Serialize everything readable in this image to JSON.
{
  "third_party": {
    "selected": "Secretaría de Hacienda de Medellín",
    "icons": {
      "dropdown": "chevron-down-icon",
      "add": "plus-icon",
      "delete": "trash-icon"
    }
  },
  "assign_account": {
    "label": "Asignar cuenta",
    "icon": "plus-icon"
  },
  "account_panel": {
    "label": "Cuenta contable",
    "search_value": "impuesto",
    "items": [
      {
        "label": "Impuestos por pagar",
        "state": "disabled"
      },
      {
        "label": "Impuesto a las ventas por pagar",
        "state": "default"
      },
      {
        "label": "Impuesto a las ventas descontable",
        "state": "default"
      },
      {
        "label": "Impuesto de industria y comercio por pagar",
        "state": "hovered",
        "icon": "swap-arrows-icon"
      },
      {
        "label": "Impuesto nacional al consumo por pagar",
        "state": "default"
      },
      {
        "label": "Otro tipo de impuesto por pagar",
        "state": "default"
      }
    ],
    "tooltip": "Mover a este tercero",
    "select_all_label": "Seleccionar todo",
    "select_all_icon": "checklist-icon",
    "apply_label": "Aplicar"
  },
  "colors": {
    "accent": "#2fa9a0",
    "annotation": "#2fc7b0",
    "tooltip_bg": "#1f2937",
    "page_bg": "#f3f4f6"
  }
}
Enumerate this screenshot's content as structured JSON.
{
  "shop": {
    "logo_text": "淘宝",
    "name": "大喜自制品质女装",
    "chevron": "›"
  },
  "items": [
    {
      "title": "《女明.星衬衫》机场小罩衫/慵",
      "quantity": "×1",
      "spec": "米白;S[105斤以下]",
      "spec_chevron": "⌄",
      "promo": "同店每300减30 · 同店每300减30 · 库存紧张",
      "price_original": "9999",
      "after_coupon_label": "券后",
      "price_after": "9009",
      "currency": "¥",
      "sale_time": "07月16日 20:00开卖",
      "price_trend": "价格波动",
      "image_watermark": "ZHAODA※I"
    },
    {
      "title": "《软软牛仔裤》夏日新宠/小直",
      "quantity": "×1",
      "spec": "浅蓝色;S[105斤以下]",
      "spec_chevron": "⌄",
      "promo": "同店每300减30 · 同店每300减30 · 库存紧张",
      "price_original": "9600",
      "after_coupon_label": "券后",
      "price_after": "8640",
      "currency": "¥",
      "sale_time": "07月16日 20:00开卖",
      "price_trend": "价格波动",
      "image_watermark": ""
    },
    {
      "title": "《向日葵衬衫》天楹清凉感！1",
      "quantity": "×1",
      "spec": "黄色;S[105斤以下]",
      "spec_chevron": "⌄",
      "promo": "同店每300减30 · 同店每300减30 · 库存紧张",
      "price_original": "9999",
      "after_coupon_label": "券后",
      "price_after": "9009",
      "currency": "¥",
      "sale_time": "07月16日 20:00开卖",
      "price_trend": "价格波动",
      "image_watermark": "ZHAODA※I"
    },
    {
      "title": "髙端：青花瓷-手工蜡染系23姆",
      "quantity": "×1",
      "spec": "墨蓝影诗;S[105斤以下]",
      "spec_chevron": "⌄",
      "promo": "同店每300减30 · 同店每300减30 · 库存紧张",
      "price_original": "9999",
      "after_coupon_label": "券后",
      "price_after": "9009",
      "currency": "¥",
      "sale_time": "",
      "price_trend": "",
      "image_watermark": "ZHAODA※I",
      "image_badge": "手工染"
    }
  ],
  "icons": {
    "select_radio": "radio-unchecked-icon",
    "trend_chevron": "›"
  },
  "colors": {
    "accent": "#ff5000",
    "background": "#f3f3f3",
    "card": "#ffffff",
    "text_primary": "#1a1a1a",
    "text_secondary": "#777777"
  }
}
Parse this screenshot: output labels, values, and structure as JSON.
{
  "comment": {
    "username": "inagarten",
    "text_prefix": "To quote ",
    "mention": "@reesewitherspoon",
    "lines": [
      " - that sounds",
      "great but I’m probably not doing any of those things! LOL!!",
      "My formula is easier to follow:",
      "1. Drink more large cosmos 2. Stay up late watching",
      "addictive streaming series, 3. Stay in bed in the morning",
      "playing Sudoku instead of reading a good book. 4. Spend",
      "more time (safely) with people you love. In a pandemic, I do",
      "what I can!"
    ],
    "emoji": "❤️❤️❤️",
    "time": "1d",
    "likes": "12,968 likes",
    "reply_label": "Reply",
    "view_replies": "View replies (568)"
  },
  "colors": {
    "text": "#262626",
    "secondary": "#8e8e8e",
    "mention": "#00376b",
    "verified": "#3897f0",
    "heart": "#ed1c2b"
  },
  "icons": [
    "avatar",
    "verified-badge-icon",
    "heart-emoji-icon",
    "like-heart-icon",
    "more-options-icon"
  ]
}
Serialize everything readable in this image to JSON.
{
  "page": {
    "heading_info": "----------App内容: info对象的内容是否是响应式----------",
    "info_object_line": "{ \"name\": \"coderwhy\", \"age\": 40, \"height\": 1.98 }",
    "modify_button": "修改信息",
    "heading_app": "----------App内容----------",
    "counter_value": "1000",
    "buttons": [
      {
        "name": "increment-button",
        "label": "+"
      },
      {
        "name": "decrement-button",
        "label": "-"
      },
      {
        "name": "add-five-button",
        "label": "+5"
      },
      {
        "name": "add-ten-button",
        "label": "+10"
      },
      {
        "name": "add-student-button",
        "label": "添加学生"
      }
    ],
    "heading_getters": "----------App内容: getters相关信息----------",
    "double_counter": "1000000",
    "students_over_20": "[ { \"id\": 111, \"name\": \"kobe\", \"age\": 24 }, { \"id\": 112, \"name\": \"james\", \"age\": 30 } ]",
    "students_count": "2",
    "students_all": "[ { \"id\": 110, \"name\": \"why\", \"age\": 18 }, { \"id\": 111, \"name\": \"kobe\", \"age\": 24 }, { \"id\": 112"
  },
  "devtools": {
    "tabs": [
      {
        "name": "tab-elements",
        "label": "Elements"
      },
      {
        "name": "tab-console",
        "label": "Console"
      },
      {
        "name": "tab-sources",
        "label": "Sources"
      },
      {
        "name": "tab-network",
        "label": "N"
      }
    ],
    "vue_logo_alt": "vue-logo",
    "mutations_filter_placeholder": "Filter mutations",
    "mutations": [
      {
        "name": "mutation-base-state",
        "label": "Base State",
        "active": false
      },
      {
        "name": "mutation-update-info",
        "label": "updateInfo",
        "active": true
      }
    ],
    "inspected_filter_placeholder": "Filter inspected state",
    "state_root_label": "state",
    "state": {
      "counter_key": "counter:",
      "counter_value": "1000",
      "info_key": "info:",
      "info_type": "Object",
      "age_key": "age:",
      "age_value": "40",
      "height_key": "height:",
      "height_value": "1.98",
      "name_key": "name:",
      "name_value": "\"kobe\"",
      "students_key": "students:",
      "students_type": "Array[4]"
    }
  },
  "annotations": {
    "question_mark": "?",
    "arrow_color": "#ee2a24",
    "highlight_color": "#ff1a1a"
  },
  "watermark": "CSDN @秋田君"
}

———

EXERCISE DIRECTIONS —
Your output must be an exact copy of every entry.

SOLUTION —
Serialize everything readable in this image to JSON.
{
  "third_party": {
    "selected": "Secretaría de Hacienda de Medellín",
    "icons": {
      "dropdown": "chevron-down-icon",
      "add": "plus-icon",
      "delete": "trash-icon"
    }
  },
  "assign_account": {
    "label": "Asignar cuenta",
    "icon": "plus-icon"
  },
  "account_panel": {
    "label": "Cuenta contable",
    "search_value": "impuesto",
    "items": [
      {
        "label": "Impuestos por pagar",
        "state": "disabled"
      },
      {
        "label": "Impuesto a las ventas por pagar",
        "state": "default"
      },
      {
        "label": "Impuesto a las ventas descontable",
        "state": "default"
      },
      {
        "label": "Impuesto de industria y comercio por pagar",
        "state": "hovered",
        "icon": "swap-arrows-icon"
      },
      {
        "label": "Impuesto nacional al consumo por pagar",
        "state": "default"
      },
      {
        "label": "Otro tipo de impuesto por pagar",
        "state": "default"
      }
    ],
    "tooltip": "Mover a este tercero",
    "select_all_label": "Seleccionar todo",
    "select_all_icon": "checklist-icon",
    "apply_label": "Aplicar"
  },
  "colors": {
    "accent": "#2fa9a0",
    "annotation": "#2fc7b0",
    "tooltip_bg": "#1f2937",
    "page_bg": "#f3f4f6"
  }
}
Enumerate this screenshot's content as structured JSON.
{
  "shop": {
    "logo_text": "淘宝",
    "name": "大喜自制品质女装",
    "chevron": "›"
  },
  "items": [
    {
      "title": "《女明.星衬衫》机场小罩衫/慵",
      "quantity": "×1",
      "spec": "米白;S[105斤以下]",
      "spec_chevron": "⌄",
      "promo": "同店每300减30 · 同店每300减30 · 库存紧张",
      "price_original": "9999",
      "after_coupon_label": "券后",
      "price_after": "9009",
      "currency": "¥",
      "sale_time": "07月16日 20:00开卖",
      "price_trend": "价格波动",
      "image_watermark": "ZHAODA※I"
    },
    {
      "title": "《软软牛仔裤》夏日新宠/小直",
      "quantity": "×1",
      "spec": "浅蓝色;S[105斤以下]",
      "spec_chevron": "⌄",
      "promo": "同店每300减30 · 同店每300减30 · 库存紧张",
      "price_original": "9600",
      "after_coupon_label": "券后",
      "price_after": "8640",
      "currency": "¥",
      "sale_time": "07月16日 20:00开卖",
      "price_trend": "价格波动",
      "image_watermark": ""
    },
    {
      "title": "《向日葵衬衫》天楹清凉感！1",
      "quantity": "×1",
      "spec": "黄色;S[105斤以下]",
      "spec_chevron": "⌄",
      "promo": "同店每300减30 · 同店每300减30 · 库存紧张",
      "price_original": "9999",
      "after_coupon_label": "券后",
      "price_after": "9009",
      "currency": "¥",
      "sale_time": "07月16日 20:00开卖",
      "price_trend": "价格波动",
      "image_watermark": "ZHAODA※I"
    },
    {
      "title": "髙端：青花瓷-手工蜡染系23姆",
      "quantity": "×1",
      "spec": "墨蓝影诗;S[105斤以下]",
      "spec_chevron": "⌄",
      "promo": "同店每300减30 · 同店每300减30 · 库存紧张",
      "price_original": "9999",
      "after_coupon_label": "券后",
      "price_after": "9009",
      "currency": "¥",
      "sale_time": "",
      "price_trend": "",
      "image_watermark": "ZHAODA※I",
      "image_badge": "手工染"
    }
  ],
  "icons": {
    "select_radio": "radio-unchecked-icon",
    "trend_chevron": "›"
  },
  "colors": {
    "accent": "#ff5000",
    "background": "#f3f3f3",
    "card": "#ffffff",
    "text_primary": "#1a1a1a",
    "text_secondary": "#777777"
  }
}
Parse this screenshot: output labels, values, and structure as JSON.
{
  "comment": {
    "username": "inagarten",
    "text_prefix": "To quote ",
    "mention": "@reesewitherspoon",
    "lines": [
      " - that sounds",
      "great but I’m probably not doing any of those things! LOL!!",
      "My formula is easier to follow:",
      "1. Drink more large cosmos 2. Stay up late watching",
      "addictive streaming series, 3. Stay in bed in the morning",
      "playing Sudoku instead of reading a good book. 4. Spend",
      "more time (safely) with people you love. In a pandemic, I do",
      "what I can!"
    ],
    "emoji": "❤️❤️❤️",
    "time": "1d",
    "likes": "12,968 likes",
    "reply_label": "Reply",
    "view_replies": "View replies (568)"
  },
  "colors": {
    "text": "#262626",
    "secondary": "#8e8e8e",
    "mention": "#00376b",
    "verified": "#3897f0",
    "heart": "#ed1c2b"
  },
  "icons": [
    "avatar",
    "verified-badge-icon",
    "heart-emoji-icon",
    "like-heart-icon",
    "more-options-icon"
  ]
}
Serialize everything readable in this image to JSON.
{
  "page": {
    "heading_info": "----------App内容: info对象的内容是否是响应式----------",
    "info_object_line": "{ \"name\": \"coderwhy\", \"age\": 40, \"height\": 1.98 }",
    "modify_button": "修改信息",
    "heading_app": "----------App内容----------",
    "counter_value": "1000",
    "buttons": [
      {
        "name": "increment-button",
        "label": "+"
      },
      {
        "name": "decrement-button",
        "label": "-"
      },
      {
        "name": "add-five-button",
        "label": "+5"
      },
      {
        "name": "add-ten-button",
        "label": "+10"
      },
      {
        "name": "add-student-button",
        "label": "添加学生"
      }
    ],
    "heading_getters": "----------App内容: getters相关信息----------",
    "double_counter": "1000000",
    "students_over_20": "[ { \"id\": 111, \"name\": \"kobe\", \"age\": 24 }, { \"id\": 112, \"name\": \"james\", \"age\": 30 } ]",
    "students_count": "2",
    "students_all": "[ { \"id\": 110, \"name\": \"why\", \"age\": 18 }, { \"id\": 111, \"name\": \"kobe\", \"age\": 24 }, { \"id\": 112"
  },
  "devtools": {
    "tabs": [
      {
        "name": "tab-elements",
        "label": "Elements"
      },
      {
        "name": "tab-console",
        "label": "Console"
      },
      {
        "name": "tab-sources",
        "label": "Sources"
      },
      {
        "name": "tab-network",
        "label": "N"
      }
    ],
    "vue_logo_alt": "vue-logo",
    "mutations_filter_placeholder": "Filter mutations",
    "mutations": [
      {
        "name": "mutation-base-state",
        "label": "Base State",
        "active": false
      },
      {
        "name": "mutation-update-info",
        "label": "updateInfo",
        "active": true
      }
    ],
    "inspected_filter_placeholder": "Filter inspected state",
    "state_root_label": "state",
    "state": {
      "counter_key": "counter:",
      "counter_value": "1000",
      "info_key": "info:",
      "info_type": "Object",
      "age_key": "age:",
      "age_value": "40",
      "height_key": "height:",
      "height_value": "1.98",
      "name_key": "name:",
      "name_value": "\"kobe\"",
      "students_key": "students:",
      "students_type": "Array[4]"
    }
  },
  "annotations": {
    "question_mark": "?",
    "arrow_color": "#ee2a24",
    "highlight_color": "#ff1a1a"
  },
  "watermark": "CSDN @秋田君"
}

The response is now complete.